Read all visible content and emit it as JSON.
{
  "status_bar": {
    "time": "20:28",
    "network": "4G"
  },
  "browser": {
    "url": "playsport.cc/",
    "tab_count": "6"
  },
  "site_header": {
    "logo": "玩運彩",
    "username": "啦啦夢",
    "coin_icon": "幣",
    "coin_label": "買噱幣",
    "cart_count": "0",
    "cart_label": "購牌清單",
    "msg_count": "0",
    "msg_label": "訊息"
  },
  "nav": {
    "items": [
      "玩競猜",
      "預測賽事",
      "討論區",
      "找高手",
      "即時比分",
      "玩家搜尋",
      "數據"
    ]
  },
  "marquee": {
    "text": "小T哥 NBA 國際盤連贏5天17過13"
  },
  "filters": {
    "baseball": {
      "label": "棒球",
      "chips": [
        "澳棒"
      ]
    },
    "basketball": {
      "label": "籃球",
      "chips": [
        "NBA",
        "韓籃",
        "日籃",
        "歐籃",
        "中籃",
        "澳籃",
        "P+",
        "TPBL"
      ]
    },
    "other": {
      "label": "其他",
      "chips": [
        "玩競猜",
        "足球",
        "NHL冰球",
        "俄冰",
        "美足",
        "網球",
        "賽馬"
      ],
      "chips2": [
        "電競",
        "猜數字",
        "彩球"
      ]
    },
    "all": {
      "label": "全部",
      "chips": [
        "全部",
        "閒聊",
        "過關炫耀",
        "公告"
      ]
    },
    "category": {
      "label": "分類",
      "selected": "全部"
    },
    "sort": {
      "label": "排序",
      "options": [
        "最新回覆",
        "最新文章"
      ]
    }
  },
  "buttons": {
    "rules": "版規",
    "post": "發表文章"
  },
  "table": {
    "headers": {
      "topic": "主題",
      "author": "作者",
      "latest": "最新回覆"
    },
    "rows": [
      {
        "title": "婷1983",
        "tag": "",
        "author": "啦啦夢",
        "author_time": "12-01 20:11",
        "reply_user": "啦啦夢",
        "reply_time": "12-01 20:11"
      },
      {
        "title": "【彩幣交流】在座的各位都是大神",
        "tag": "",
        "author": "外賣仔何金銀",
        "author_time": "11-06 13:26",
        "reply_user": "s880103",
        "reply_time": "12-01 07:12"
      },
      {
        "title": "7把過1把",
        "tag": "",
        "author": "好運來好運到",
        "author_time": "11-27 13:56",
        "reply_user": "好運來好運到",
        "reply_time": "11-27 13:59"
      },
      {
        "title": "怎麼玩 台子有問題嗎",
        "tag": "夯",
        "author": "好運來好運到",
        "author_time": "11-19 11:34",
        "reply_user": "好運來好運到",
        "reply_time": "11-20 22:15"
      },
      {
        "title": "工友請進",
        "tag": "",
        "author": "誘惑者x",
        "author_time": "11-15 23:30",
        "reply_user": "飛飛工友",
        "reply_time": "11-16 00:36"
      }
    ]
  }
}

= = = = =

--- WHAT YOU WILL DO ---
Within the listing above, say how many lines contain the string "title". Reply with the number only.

--- TASK ANSWER ---
5